Exposure to asbestos dust

Iris began living in the property in Thorpe Crescent, Watford, in approximately 1962. Whilst living in the property, major renovation work was undertaken by the Council. This involved removing the kitchen and bathroom and putting a boiler in.

Iris gave a detailed description of the work undertaken by the workmen employed by Watford Borough Council. Iris was very meticulous and tidy and therefore could recall how distressed she was at the mess which was left by the Council’s builders. She described dust and dirt on every surface and how she had to clean the surfaces and dust down the furniture every day before she was able to prepare the evening meal.

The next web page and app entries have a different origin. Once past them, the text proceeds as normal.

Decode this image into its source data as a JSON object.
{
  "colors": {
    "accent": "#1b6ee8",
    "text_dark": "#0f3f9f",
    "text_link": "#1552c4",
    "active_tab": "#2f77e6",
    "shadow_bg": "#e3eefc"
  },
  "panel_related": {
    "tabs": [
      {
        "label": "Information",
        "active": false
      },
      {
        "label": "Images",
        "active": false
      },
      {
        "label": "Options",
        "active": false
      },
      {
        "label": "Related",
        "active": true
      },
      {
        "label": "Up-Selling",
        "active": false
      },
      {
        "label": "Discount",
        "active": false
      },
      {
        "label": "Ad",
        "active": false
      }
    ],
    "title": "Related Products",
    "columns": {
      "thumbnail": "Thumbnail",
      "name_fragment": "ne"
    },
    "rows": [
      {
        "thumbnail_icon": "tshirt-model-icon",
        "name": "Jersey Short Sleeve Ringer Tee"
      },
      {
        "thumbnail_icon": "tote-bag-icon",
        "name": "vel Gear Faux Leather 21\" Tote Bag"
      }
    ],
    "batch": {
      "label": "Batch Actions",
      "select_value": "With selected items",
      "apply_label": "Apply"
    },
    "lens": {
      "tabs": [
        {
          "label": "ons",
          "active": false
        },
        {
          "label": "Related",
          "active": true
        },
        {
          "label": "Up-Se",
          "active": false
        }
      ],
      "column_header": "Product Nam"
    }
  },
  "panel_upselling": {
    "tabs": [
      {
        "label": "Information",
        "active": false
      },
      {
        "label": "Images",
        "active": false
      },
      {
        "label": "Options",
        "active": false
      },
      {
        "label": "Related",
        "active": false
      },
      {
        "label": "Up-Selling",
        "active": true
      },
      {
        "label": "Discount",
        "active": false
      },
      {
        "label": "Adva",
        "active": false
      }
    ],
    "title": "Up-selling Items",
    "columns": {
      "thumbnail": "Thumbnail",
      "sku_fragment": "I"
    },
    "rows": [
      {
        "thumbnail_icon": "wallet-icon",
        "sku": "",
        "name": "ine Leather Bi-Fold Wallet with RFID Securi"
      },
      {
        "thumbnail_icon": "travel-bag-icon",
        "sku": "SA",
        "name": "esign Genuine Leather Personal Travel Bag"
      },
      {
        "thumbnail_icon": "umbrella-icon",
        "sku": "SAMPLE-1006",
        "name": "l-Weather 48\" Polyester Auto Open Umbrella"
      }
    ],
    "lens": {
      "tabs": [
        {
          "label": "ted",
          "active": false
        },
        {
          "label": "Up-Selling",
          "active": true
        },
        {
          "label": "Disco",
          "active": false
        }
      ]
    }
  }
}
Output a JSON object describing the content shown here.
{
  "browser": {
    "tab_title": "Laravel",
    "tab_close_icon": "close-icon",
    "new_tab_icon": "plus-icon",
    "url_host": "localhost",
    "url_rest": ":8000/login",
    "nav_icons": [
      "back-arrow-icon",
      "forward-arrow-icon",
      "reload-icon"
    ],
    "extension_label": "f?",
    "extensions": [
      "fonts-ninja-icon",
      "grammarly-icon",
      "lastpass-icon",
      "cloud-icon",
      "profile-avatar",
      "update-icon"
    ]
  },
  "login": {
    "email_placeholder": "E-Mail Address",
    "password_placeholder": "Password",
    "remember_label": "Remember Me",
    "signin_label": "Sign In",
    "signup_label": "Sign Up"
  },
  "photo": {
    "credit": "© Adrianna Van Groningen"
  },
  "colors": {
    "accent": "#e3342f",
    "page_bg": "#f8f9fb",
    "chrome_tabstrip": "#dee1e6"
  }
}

After clearing up after the workmen, Iris’s clothes had to be washed as a result of how dusty and dirty the house was.

Iris described asbestos tiles, a coal boiler with a large asbestos pipe and a step created using cement and asbestos which the boiler was placed on and which was used to seal the pipework. As well as describing the work in the 1960s, Iris went on to describe work undertaken in the early 1980s when the Council’s workmen came back to put in central heating. The asbestos step was smashed out and the boiler removed as central heating was put into the house.

Iris was again able to describe how dirty and dusty the property was at the end of every day after the Council’s workmen had been in. Iris cleared up all of the dirt and dust created by Watford Borough Council’s workmen and this was the only exposure to asbestos dust which Iris recalled encountering.

Making a mesothelioma claim

I submitted a claim on behalf of Iris to Watford Borough Council. The Council admitted that they negligently exposed Iris to asbestos dust and agreed to settle her claim. Sadly, Iris passed away shortly before settlement could be reached. I was, however, able to agree a settlement with Watford Borough Council on behalf of Iris’s family of £80,000.

Iris’s exposure to asbestos in her own property is a clear indicator of the fact that asbestos exposure is now less typically found in traditional employments such as asbestos laggers, plumbers, heating and ventilation engineers and carpenters. We are frequently encountering more unusual circumstances of asbestos exposure such as Iris’. Iris’ mesothelioma claim gives hope to many others with mesothelioma that no matter the circumstances of your exposure to asbestos dust, a claim for compensation may still be able to be pursued.